As oil prices go to historic highs during this past year, energy stocks have followed a similar course. For example, front-month light sweet crude oil E-mini contract QM reached a historic intraday high of $78.30 on July 14, while the energy sector exchange-traded fund XLE reaches its historic intraday high of $60.15 on May 11. Since energy companies typically own rights to oil either above or under ground, it is reasonable that their stock prices follow the price of oil. In technical terms, we say that energy stock price “cointegrates” with the crude oil price, a concept pioneered by the Nobel laureates Robert Engle and Clive Granger. To prove that they do in fact cointegrate, I ran a Matlab cointegration package developed at University of Toledo in Ohio on the closing prices of QM (using a perpetual futures series) and XLE for the last 3 years. The program determined that they cointegrate with a 95% probabilty. Now, what this does not mean is that QM and XLE prices will always move up or down in a similar percentage everyday. This also doesn’t mean that there won’t be periods of time when the spreads between QM and XLE will go way out of sync, just as the gas futures spread did for Amaranth. What this tells us is that with high probability, the spread will eventually goes back to their historic average, and then probably goes in the opposite direction for a while.

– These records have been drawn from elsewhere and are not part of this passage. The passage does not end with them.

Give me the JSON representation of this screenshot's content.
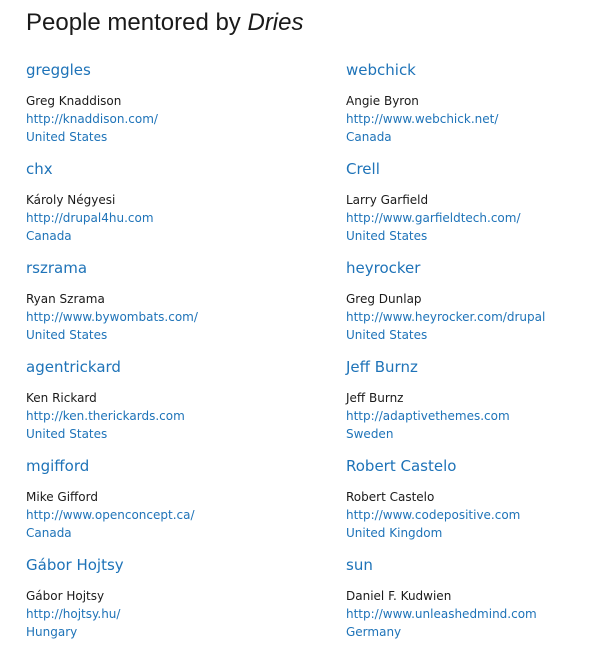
{
  "page": {
    "title_prefix": "People mentored by ",
    "title_name": "Dries"
  },
  "colors": {
    "link": "#1e73b8",
    "text": "#1a1a1a"
  },
  "people": [
    {
      "username": "greggles",
      "name": "Greg Knaddison",
      "url": "http://knaddison.com/",
      "country": "United States"
    },
    {
      "username": "webchick",
      "name": "Angie Byron",
      "url": "http://www.webchick.net/",
      "country": "Canada"
    },
    {
      "username": "chx",
      "name": "Károly Négyesi",
      "url": "http://drupal4hu.com",
      "country": "Canada"
    },
    {
      "username": "Crell",
      "name": "Larry Garfield",
      "url": "http://www.garfieldtech.com/",
      "country": "United States"
    },
    {
      "username": "rszrama",
      "name": "Ryan Szrama",
      "url": "http://www.bywombats.com/",
      "country": "United States"
    },
    {
      "username": "heyrocker",
      "name": "Greg Dunlap",
      "url": "http://www.heyrocker.com/drupal",
      "country": "United States"
    },
    {
      "username": "agentrickard",
      "name": "Ken Rickard",
      "url": "http://ken.therickards.com",
      "country": "United States"
    },
    {
      "username": "Jeff Burnz",
      "name": "Jeff Burnz",
      "url": "http://adaptivethemes.com",
      "country": "Sweden"
    },
    {
      "username": "mgifford",
      "name": "Mike Gifford",
      "url": "http://www.openconcept.ca/",
      "country": "Canada"
    },
    {
      "username": "Robert Castelo",
      "name": "Robert Castelo",
      "url": "http://www.codepositive.com",
      "country": "United Kingdom"
    },
    {
      "username": "Gábor Hojtsy",
      "name": "Gábor Hojtsy",
      "url": "http://hojtsy.hu/",
      "country": "Hungary"
    },
    {
      "username": "sun",
      "name": "Daniel F. Kudwien",
      "url": "http://www.unleashedmind.com",
      "country": "Germany"
    }
  ]
}
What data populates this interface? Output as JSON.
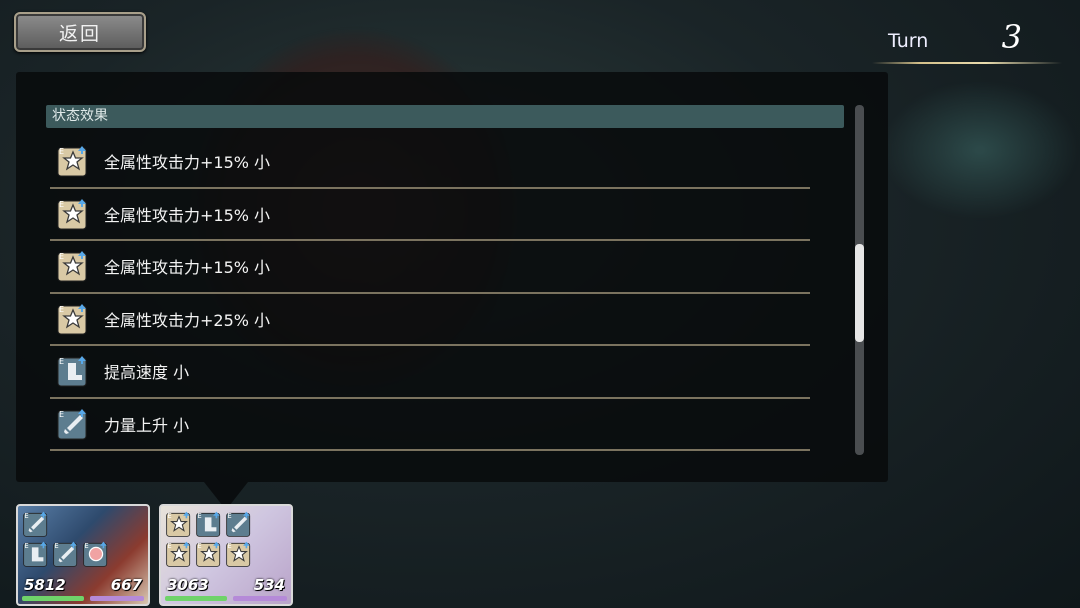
{
  "header": {
    "back_label": "返回",
    "turn_label": "Turn",
    "turn_value": "3"
  },
  "panel": {
    "section_title": "状态效果",
    "scroll_position": 0.55,
    "effects": [
      {
        "label": "全属性攻击力+15% 小",
        "icon": "attack-up-star-icon"
      },
      {
        "label": "全属性攻击力+15% 小",
        "icon": "attack-up-star-icon"
      },
      {
        "label": "全属性攻击力+15% 小",
        "icon": "attack-up-star-icon"
      },
      {
        "label": "全属性攻击力+25% 小",
        "icon": "attack-up-star-icon"
      },
      {
        "label": "提高速度 小",
        "icon": "speed-boot-icon"
      },
      {
        "label": "力量上升 小",
        "icon": "sword-up-icon"
      }
    ]
  },
  "party": [
    {
      "hp": "5812",
      "sp": "667",
      "icons": [
        "sword-up-icon",
        "speed-boot-icon",
        "sword-up-icon",
        "orb-icon"
      ]
    },
    {
      "hp": "3063",
      "sp": "534",
      "icons": [
        "attack-up-star-icon",
        "speed-boot-icon",
        "sword-up-icon",
        "attack-up-star-icon",
        "attack-up-star-icon",
        "attack-up-star-icon"
      ]
    }
  ],
  "colors": {
    "section_header": "#3c5a5c",
    "row_divider": "#7b735f",
    "hp_bar": "#6fd36a",
    "sp_bar": "#b58ad8"
  }
}
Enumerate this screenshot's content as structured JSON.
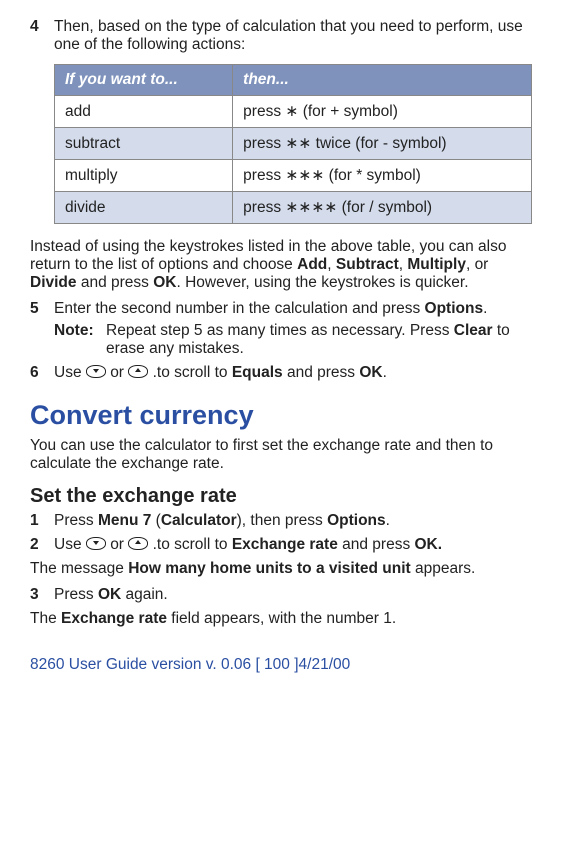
{
  "step4": {
    "num": "4",
    "text_a": "Then, based on the type of calculation that you need to perform, use one of the following actions:"
  },
  "table": {
    "h1": "If you want to...",
    "h2": "then...",
    "rows": [
      {
        "c1": "add",
        "c2a": "press ",
        "c2b": "∗",
        "c2c": " (for + symbol)"
      },
      {
        "c1": "subtract",
        "c2a": "press ",
        "c2b": "∗∗",
        "c2c": " twice (for - symbol)"
      },
      {
        "c1": "multiply",
        "c2a": "press ",
        "c2b": "∗∗∗",
        "c2c": " (for * symbol)"
      },
      {
        "c1": "divide",
        "c2a": "press ",
        "c2b": "∗∗∗∗",
        "c2c": " (for / symbol)"
      }
    ]
  },
  "after_table": {
    "p1a": "Instead of using the keystrokes listed in the above table, you can also return to the list of options and choose ",
    "add": "Add",
    "c1": ", ",
    "sub": "Subtract",
    "c2": ", ",
    "mul": "Multiply",
    "c3": ", or ",
    "div": "Divide",
    "p1b": " and press ",
    "ok": "OK",
    "p1c": ". However, using the keystrokes is quicker."
  },
  "step5": {
    "num": "5",
    "a": "Enter the second number in the calculation and press ",
    "options": "Options",
    "b": ".",
    "note_label": "Note:",
    "note_a": "Repeat step 5 as many times as necessary. Press ",
    "clear": "Clear",
    "note_b": " to erase any mistakes."
  },
  "step6": {
    "num": "6",
    "a": "Use ",
    "b": " or ",
    "c": " .to scroll to ",
    "equals": "Equals",
    "d": " and press ",
    "ok": "OK",
    "e": "."
  },
  "currency": {
    "heading": "Convert currency",
    "intro": "You can use the calculator to first set the exchange rate and then to calculate the exchange rate.",
    "sub": "Set the exchange rate"
  },
  "cur1": {
    "num": "1",
    "a": "Press ",
    "menu": "Menu 7",
    "b": " (",
    "calc": "Calculator",
    "c": "), then press ",
    "options": "Options",
    "d": "."
  },
  "cur2": {
    "num": "2",
    "a": "Use ",
    "b": " or ",
    "c": " .to scroll to ",
    "ex": "Exchange rate",
    "d": " and press ",
    "ok": "OK.",
    "msg_a": "The message ",
    "msg_b": "How many home units to a visited unit",
    "msg_c": " appears."
  },
  "cur3": {
    "num": "3",
    "a": "Press ",
    "ok": "OK",
    "b": " again.",
    "line2_a": "The ",
    "line2_b": "Exchange rate",
    "line2_c": " field appears, with the number 1."
  },
  "footer": "8260 User Guide version v. 0.06 [ 100 ]4/21/00"
}
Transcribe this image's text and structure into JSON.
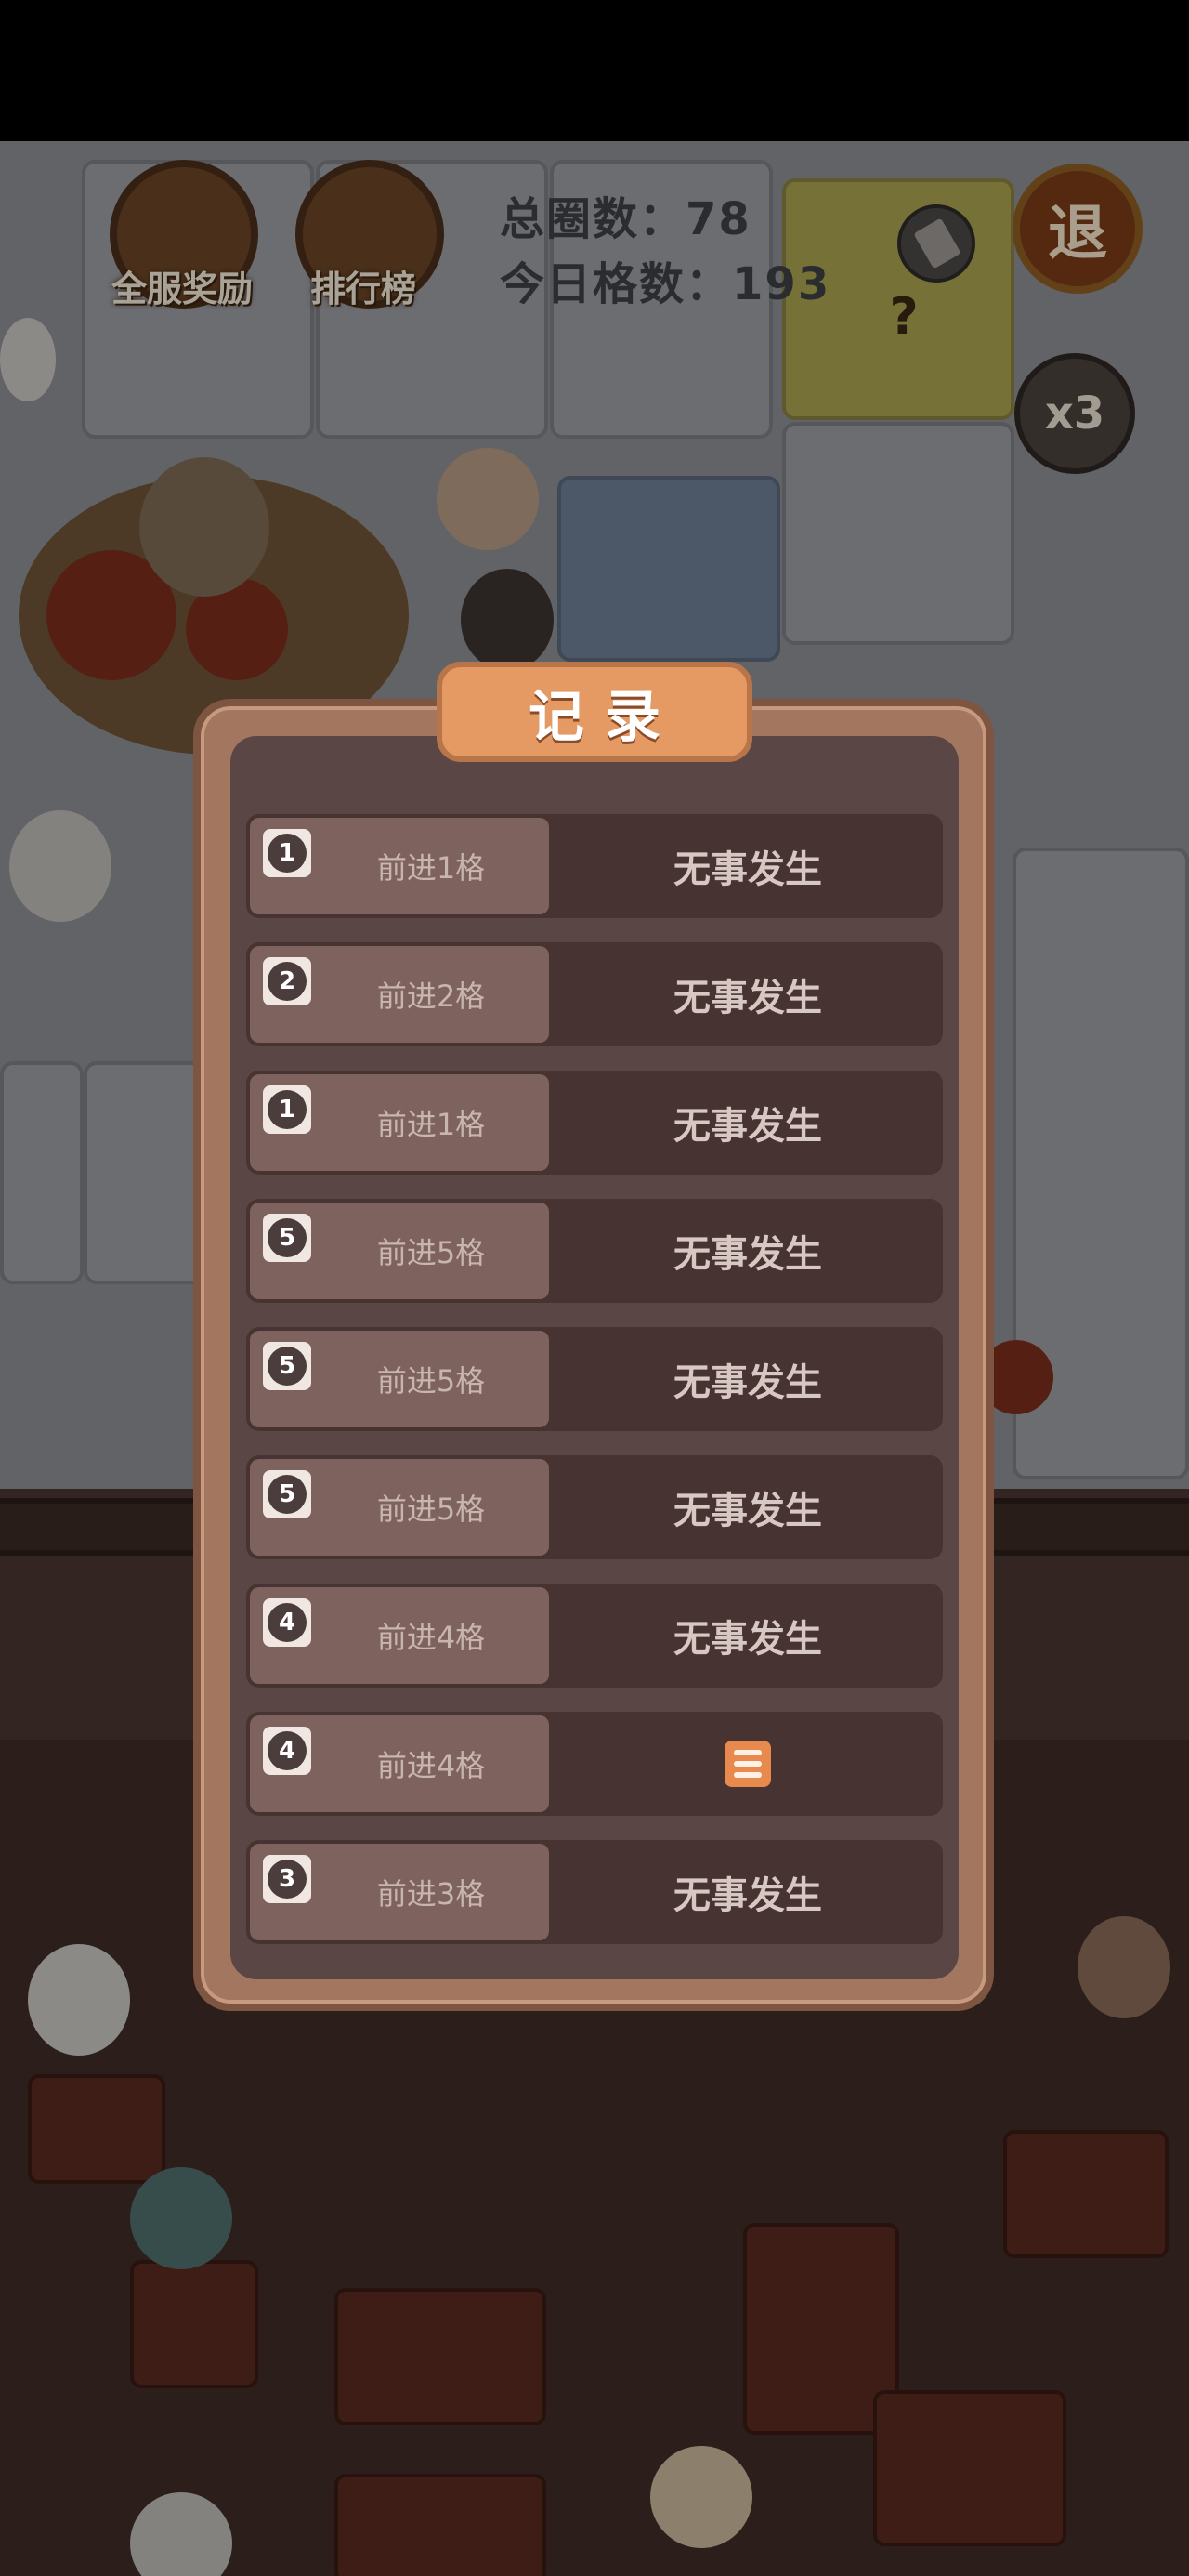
{
  "hud": {
    "server_reward_label": "全服奖励",
    "leaderboard_label": "排行榜",
    "total_laps_label": "总圈数：",
    "total_laps_value": "78",
    "today_steps_label": "今日格数：",
    "today_steps_value": "193",
    "exit_label": "退",
    "multiplier_label": "x3",
    "question_mark": "?"
  },
  "modal": {
    "title": "记录",
    "records": [
      {
        "dice": "1",
        "step": "前进1格",
        "event": "无事发生"
      },
      {
        "dice": "2",
        "step": "前进2格",
        "event": "无事发生"
      },
      {
        "dice": "1",
        "step": "前进1格",
        "event": "无事发生"
      },
      {
        "dice": "5",
        "step": "前进5格",
        "event": "无事发生"
      },
      {
        "dice": "5",
        "step": "前进5格",
        "event": "无事发生"
      },
      {
        "dice": "5",
        "step": "前进5格",
        "event": "无事发生"
      },
      {
        "dice": "4",
        "step": "前进4格",
        "event": "无事发生"
      },
      {
        "dice": "4",
        "step": "前进4格",
        "event": "",
        "event_icon": "tile-icon"
      },
      {
        "dice": "3",
        "step": "前进3格",
        "event": "无事发生"
      }
    ]
  },
  "colors": {
    "title_tab": "#e69a63",
    "modal_frame": "#a2765f",
    "modal_panel": "#5a4645",
    "row_right": "#463332",
    "row_left": "#7e625d"
  }
}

To illustrate this point, let’s take a look at a plot of the spreads between QM and XLE over the last 3 years. (Click on the graph twice to enlarge it.) Suppose we are long a front-month QM contract (rolling over the contract every month), and are simultaneously short 640 shares of XLE. The number of shares is determined by the Matlab package mentioned above. The y-axis shows the dollar value of this pair of positions. We can see that in the past 3 years, the value went as high as $5,550 on October 14th, 2004, and as low as -$4,152 on February 16th, 2006. The average is $57, which is almost zero. As of this writing (at the close of September 28, 2006), the value is -$2,584. While this is not near the 3-year low yet, it is getting there. Those who have a strong stomach will buy this spread now, and hope that the value will move back up to it long-run average of near zero. (Click on the graph twice to enlarge it.)
Some thoughtful readers may wonder whether there are any fundamental reason energy stocks have dropped much less in value since the summer than energy futures prices. Now energy companies are valued much like any other companies: roughly speaking, their stock is worth the present value of their anticipated future cash-flow plus their current net asset value. The current net asset value certainly should follow the front-month crude oil contracts very closely, in fact, more closely than their stock price. However, their anticipated future cash-flow reflects the expected price of oil in the years to come, not the current cash price of oil. (For those readers who enjoy a bit of exercise, they can look up the oil contracts that expire in 2007, 2008 and beyond to see if they in fact has higher prices than the front contract.) At this time, the stock (and futures) market is telling us this: oil price will go back up in the future.